(Entries from a dataset of interfaces)
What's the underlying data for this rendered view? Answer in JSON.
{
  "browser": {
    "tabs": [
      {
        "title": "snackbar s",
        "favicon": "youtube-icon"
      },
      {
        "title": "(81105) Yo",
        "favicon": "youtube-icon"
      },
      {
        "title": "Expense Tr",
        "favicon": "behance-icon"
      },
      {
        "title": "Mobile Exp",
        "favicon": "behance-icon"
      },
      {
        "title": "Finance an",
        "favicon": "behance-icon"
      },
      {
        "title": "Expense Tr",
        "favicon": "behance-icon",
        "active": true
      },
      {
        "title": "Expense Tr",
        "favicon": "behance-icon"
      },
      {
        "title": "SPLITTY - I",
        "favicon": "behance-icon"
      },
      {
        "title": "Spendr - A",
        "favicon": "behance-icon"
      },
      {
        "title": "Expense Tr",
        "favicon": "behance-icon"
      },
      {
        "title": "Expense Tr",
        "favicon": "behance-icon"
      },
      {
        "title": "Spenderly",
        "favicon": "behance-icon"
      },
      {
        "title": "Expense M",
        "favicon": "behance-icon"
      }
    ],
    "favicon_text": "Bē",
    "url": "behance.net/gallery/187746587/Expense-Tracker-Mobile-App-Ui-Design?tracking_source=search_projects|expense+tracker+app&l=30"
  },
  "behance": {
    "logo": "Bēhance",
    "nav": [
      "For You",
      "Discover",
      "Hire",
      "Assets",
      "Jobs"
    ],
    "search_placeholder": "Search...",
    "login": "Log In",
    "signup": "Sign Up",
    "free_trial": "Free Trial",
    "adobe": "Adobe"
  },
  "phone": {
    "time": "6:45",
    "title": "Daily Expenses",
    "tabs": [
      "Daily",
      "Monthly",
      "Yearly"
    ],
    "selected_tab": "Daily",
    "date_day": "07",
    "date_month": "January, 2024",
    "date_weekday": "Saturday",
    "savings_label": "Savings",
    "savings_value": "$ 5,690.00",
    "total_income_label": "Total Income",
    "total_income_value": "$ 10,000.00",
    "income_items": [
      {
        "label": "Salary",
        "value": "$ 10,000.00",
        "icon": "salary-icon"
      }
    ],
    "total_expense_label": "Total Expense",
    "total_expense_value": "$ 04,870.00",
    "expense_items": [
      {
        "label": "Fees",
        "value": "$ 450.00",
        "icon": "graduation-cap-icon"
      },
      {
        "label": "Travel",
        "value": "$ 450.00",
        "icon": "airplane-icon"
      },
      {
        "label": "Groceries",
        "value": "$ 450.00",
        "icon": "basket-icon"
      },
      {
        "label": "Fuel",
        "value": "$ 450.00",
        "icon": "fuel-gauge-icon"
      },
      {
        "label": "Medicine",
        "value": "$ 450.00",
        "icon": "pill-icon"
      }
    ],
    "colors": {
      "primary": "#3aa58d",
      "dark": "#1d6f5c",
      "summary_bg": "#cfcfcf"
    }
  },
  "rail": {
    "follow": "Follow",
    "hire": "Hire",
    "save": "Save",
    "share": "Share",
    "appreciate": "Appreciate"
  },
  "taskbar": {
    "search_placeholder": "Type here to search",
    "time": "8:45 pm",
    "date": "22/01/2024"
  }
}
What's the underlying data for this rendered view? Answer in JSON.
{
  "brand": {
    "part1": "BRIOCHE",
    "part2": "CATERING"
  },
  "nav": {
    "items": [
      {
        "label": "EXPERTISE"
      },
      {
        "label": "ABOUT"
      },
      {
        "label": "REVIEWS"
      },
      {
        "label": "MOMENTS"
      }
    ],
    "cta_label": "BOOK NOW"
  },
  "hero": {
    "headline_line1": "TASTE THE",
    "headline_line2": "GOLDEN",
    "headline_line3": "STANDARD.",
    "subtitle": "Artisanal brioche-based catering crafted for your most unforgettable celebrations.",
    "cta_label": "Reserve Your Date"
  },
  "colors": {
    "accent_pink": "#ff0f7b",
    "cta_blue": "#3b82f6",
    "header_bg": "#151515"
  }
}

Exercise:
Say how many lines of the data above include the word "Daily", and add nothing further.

Solution:
3